But man, am I suddenly sweating teaching it.

Flipping through the book has been intermittently terrifying in the way that flipping through math textbooks is always terrifying; looking over what I’ll be covering in the first six weeks revealed a couple of vocabulary words that I didn’t immediately remember the definitions of but produced an “Oh, that” type of reaction when I found the definitions. Most of it really isn’t so far from the math I’m teaching. But I don’t want to be adequate about this. I want to already be the best Math teacher these kids have ever had, and by the end of taking their second Math class with me I want to be even better.

Terror! Whee!

One other thing that’s hammering on me, here, is the teacher I had for sophomore year math– Geometry, in other words. At the time, he was the best Math teacher I’d ever had, and one of the best teachers, period. Then I had him again for Calculus senior year. And it wasn’t the same. I don’t know what changed, really; if I just had really bad senioritis and I wasn’t prepared to take his class as seriously as it deserved (I was also taking Physics, which was kicking my ass just as hard as Calculus was, but I was excelling in Physics despite the workload) or if he didn’t feel as confident about the material, or if he was trying to Hold Us to a Higher Standard and it just wasn’t working out, or what. But it wasn’t the same. If I’d only had him for Calculus, I’d have forgotten his name by now, and honestly my goodwill toward his class would have worn out a hell of a lot sooner. I only made it as far as I did because I’d liked him so much sophomore year.

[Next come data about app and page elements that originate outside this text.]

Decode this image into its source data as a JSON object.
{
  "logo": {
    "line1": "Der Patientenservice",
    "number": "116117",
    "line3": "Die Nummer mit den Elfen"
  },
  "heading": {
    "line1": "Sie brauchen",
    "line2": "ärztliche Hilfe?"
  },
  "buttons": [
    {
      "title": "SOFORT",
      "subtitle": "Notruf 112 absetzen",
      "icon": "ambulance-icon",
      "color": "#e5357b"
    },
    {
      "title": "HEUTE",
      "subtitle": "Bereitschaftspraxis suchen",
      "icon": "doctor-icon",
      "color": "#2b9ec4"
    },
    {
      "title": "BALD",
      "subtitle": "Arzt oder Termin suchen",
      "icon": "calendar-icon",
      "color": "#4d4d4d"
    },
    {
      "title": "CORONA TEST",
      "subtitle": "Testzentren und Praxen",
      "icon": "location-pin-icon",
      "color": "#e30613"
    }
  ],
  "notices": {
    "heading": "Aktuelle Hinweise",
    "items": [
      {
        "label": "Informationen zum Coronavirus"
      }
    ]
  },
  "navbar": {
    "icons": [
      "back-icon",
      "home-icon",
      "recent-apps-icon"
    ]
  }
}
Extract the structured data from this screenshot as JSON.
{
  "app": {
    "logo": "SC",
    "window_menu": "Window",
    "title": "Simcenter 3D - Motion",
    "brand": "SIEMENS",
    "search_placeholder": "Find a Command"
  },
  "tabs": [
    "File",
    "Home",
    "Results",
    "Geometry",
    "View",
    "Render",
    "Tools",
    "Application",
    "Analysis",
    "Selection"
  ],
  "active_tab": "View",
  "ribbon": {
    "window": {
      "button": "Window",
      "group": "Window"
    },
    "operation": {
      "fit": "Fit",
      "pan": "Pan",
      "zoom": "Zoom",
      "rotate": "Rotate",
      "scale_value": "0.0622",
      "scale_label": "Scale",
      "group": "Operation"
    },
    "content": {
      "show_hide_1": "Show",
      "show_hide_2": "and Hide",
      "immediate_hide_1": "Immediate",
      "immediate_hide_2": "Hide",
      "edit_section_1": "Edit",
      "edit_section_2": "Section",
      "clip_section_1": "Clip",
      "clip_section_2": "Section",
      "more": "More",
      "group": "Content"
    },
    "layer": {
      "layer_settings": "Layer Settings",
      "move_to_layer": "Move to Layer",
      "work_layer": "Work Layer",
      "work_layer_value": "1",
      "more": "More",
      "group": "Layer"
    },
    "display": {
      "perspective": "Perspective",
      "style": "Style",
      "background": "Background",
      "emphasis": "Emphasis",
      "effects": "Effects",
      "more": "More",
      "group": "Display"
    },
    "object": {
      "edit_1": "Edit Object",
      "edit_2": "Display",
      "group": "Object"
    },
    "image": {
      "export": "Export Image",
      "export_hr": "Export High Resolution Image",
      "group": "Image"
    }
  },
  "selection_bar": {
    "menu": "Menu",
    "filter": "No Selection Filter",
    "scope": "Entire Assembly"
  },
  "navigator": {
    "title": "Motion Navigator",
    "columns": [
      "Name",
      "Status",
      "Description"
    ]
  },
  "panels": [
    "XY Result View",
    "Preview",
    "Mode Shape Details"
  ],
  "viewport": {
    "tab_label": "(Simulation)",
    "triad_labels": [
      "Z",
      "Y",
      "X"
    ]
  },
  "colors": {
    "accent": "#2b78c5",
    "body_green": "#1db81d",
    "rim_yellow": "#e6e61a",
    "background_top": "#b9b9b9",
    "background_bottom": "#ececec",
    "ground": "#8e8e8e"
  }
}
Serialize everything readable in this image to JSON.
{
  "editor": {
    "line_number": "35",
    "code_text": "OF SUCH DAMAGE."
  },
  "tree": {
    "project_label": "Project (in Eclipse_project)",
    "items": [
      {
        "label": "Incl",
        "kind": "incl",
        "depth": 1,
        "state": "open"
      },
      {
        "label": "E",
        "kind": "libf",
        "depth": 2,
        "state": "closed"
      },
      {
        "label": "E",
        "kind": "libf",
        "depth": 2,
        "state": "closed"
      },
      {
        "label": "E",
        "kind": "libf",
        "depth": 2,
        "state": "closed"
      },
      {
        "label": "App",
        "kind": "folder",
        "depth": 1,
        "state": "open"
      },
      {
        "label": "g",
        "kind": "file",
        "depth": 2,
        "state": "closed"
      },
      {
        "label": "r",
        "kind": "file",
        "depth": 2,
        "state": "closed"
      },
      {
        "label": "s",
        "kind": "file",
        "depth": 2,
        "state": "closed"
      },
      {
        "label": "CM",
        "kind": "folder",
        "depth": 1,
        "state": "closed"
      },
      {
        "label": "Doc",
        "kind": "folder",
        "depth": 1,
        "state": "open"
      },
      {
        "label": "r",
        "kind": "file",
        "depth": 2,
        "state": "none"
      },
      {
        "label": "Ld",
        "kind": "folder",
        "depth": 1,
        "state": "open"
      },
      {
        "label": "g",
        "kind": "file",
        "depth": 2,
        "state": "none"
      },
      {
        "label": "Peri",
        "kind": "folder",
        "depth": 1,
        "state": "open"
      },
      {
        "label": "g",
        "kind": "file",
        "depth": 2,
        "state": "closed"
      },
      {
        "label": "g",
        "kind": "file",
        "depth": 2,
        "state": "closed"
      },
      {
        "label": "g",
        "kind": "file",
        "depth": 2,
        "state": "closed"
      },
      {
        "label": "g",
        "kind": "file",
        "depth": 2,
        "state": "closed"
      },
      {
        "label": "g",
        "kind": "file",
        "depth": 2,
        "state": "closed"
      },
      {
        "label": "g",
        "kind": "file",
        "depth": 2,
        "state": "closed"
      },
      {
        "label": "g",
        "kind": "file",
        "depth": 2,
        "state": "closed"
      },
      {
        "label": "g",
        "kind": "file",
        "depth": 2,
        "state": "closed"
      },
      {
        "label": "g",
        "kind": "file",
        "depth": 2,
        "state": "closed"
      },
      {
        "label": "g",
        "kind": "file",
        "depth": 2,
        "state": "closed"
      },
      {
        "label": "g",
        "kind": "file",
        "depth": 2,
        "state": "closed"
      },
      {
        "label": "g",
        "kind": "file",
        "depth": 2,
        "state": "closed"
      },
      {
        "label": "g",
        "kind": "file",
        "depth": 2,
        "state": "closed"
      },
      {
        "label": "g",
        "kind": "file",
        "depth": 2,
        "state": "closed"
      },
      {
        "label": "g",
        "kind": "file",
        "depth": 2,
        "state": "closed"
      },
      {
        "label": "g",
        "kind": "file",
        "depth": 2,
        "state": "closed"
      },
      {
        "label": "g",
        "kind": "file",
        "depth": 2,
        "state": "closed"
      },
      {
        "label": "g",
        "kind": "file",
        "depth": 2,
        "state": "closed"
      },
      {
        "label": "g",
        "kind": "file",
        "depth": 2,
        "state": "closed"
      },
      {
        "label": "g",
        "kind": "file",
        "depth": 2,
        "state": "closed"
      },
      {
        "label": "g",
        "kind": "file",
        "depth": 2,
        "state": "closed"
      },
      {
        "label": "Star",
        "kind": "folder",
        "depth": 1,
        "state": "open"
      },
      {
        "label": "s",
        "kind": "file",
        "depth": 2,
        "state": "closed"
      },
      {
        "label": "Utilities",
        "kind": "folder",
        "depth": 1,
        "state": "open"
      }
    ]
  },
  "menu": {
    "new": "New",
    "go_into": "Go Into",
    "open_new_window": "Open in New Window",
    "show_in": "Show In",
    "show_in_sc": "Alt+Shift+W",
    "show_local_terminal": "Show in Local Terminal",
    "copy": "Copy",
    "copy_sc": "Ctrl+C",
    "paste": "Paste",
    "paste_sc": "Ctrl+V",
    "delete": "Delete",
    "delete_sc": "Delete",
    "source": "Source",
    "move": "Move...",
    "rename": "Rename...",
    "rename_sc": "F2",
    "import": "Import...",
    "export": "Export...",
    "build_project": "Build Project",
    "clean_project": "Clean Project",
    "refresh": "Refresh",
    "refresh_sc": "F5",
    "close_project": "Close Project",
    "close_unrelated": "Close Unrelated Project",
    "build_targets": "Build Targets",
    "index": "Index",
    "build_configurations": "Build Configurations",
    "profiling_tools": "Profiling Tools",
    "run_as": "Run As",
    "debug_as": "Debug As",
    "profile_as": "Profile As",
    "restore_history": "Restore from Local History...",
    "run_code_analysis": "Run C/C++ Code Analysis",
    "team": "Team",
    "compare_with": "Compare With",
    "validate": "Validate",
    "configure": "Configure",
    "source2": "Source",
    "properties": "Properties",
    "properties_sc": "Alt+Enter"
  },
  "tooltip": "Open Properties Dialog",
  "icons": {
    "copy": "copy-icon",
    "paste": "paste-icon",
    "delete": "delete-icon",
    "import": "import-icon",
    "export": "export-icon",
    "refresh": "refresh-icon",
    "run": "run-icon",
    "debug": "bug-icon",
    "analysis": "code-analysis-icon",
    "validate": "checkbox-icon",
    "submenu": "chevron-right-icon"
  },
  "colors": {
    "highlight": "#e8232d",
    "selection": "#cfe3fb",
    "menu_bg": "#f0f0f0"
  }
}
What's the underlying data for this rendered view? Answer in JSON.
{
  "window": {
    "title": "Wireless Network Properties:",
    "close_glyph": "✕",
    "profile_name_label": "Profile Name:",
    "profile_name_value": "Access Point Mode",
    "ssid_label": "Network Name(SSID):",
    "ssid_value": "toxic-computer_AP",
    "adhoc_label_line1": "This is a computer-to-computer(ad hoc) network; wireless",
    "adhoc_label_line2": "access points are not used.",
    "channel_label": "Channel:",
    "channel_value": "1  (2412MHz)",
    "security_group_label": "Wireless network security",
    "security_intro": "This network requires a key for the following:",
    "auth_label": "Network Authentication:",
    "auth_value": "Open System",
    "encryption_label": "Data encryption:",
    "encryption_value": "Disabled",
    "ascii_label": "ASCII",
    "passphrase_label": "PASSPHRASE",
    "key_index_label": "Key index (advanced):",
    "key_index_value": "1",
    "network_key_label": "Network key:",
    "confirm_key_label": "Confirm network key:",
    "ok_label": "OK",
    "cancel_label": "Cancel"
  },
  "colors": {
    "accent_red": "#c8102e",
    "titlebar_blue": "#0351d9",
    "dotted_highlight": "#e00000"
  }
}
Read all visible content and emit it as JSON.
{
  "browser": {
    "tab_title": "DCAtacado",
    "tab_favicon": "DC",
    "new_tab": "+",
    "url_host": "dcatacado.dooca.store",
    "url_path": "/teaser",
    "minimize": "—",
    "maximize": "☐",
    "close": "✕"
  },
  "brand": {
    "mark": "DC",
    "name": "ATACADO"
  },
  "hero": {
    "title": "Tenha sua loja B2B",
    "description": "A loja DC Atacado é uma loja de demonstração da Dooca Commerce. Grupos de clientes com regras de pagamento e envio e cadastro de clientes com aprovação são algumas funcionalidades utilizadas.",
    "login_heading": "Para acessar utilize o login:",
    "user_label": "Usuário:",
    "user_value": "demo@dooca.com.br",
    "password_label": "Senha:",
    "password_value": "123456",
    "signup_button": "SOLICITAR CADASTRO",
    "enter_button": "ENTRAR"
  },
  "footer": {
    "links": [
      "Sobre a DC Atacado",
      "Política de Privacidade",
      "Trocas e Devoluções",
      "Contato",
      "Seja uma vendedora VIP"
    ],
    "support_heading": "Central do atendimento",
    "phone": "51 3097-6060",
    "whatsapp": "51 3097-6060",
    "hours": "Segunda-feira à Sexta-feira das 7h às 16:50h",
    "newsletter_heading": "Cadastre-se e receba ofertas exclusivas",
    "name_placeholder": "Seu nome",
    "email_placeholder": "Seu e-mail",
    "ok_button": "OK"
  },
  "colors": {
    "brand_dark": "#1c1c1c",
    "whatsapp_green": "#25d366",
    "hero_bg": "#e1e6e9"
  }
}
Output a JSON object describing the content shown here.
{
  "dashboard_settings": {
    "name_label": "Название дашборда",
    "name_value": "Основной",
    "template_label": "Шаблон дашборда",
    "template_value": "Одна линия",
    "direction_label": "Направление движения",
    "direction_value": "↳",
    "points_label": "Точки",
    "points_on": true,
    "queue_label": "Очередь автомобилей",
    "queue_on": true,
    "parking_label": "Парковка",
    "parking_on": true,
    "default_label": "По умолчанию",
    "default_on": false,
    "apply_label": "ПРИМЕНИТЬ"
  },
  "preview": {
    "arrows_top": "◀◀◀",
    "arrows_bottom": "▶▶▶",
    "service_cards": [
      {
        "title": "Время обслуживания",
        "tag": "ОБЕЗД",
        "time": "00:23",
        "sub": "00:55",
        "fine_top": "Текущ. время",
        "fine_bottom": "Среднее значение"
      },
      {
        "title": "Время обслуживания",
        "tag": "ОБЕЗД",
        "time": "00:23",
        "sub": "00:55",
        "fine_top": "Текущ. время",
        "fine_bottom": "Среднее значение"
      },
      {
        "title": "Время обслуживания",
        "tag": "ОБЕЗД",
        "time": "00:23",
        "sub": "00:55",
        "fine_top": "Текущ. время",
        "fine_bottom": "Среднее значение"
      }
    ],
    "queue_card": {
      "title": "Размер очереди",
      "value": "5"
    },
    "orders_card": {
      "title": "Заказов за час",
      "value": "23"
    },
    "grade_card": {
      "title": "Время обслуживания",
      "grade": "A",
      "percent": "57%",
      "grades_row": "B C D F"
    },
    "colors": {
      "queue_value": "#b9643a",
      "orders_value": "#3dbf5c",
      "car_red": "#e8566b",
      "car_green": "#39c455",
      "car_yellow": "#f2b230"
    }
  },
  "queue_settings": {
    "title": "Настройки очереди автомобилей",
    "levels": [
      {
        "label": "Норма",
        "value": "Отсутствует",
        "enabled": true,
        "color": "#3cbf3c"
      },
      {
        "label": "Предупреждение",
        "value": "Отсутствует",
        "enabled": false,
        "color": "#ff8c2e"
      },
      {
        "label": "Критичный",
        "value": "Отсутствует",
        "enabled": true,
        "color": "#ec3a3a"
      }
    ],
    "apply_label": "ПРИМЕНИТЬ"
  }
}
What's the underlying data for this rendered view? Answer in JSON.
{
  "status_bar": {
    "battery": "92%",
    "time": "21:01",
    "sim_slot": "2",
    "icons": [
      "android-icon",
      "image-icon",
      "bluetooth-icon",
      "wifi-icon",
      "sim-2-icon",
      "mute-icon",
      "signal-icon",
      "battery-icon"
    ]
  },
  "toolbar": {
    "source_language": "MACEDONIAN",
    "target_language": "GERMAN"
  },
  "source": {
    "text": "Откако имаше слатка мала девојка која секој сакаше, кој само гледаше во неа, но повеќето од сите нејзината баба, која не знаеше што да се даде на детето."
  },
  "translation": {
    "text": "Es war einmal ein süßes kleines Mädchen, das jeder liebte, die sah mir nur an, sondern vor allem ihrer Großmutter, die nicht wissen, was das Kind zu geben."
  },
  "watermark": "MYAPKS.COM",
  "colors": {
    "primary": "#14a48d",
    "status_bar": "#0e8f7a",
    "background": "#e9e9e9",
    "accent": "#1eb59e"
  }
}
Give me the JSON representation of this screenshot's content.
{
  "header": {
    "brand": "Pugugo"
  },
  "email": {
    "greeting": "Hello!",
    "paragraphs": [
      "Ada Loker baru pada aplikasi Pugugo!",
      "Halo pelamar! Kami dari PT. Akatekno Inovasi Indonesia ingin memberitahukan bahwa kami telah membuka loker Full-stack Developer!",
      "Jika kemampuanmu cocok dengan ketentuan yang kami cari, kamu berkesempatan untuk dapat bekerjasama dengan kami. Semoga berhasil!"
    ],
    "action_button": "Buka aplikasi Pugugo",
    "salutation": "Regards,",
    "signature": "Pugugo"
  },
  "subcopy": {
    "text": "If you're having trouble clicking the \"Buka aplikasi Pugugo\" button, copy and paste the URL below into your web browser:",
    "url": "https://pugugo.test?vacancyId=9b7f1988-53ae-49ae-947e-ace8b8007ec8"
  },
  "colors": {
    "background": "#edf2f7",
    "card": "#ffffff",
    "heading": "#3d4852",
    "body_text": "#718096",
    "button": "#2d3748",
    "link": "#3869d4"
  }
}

These kids loved me when they had me in sixth grade. (Something like 30 of the 33 kids were in my class that year; this isn’t an exaggeration.) Now they’ve got me two years later, for what should be a much harder class. This isn’t exactly a shaky analogy I’m constructing here.

Not only do I have to do better than one of the worst teachers I ever had, at the material he was supposed to teach me, which is intimidating enough, I have to outdo one of the best teachers I ever had, by being better than he was the second time around.

I ain’t saying I’ve bitten off more than I can chew; I don’t think I have. But damn, does my mouth feel full right now.